00:18 So we would have to say const myNode is like new node, and now we're going to get a canvasNode at the end of it. So if you think of typeof canvasNode, it's actually describing the function that creates the class instance, not the class instance itself.

00:37 Another way you can think of this is probably a very sensible solution to this, is just say xNumber and yNumber, and actually TypeScript will let you pass this. This is a perfectly fine solution, but the solution that I was very, because basically like canvasNode here, it has an xNumber on it and it has a yNumber on it,

00:56 and so TypeScript's not going to complain. Nothing about this function is going to fail. It's going to be great. But a cool way that you can kind of like get around this typeof canvasNode thing in TypeScript is actually just to use the name of the class. You can say node is a canvasNode, and now it's going to work absolutely great.

01:14 This is basically the thing that gets instantiated after we create the class. It's the instantiated class that's represented by its name here, and this is kind of cool because sure, we've got typeof available to us, but we can actually just use this as a type as well as a value.

01:33 So this is kind of an instance along with enums. Two enums do this, as we've seen. They kind of cross over between the type and the value world, because like usually if we just had a const example like this, xNumber or x0, y0,

01:49 we couldn't say node is example because this doesn't exist in the type world. Example refers to a value, but it's being used as a type here. Did you mean typeof example? So a really nice little error there too. But classes kind of cross over between the, what's it called, canvasNode.

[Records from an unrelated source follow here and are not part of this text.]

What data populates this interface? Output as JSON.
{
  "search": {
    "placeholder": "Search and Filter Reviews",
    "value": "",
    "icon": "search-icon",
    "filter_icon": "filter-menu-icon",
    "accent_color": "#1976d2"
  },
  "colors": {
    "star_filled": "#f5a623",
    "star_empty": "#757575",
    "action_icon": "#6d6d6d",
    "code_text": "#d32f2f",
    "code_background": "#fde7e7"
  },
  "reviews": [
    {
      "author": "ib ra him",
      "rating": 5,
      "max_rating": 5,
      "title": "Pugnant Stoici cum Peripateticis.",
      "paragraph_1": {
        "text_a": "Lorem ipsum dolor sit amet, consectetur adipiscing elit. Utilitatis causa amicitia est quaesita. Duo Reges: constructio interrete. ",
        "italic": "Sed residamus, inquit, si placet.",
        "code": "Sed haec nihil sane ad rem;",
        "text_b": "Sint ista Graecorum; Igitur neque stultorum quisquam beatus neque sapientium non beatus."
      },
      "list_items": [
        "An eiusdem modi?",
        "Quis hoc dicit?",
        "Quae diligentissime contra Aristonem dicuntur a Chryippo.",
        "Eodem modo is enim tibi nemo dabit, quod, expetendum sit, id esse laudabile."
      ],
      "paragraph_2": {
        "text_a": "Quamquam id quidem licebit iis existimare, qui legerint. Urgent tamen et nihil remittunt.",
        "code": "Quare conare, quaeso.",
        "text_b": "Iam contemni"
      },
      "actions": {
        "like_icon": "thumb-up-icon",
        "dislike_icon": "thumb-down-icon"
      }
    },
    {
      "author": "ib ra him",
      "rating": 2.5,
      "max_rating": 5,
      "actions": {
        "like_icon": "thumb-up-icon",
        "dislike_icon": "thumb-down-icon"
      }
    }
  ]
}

02:08 They cross over between the value world and the type world, meaning that you can kind of use them in both. A really neat little feature.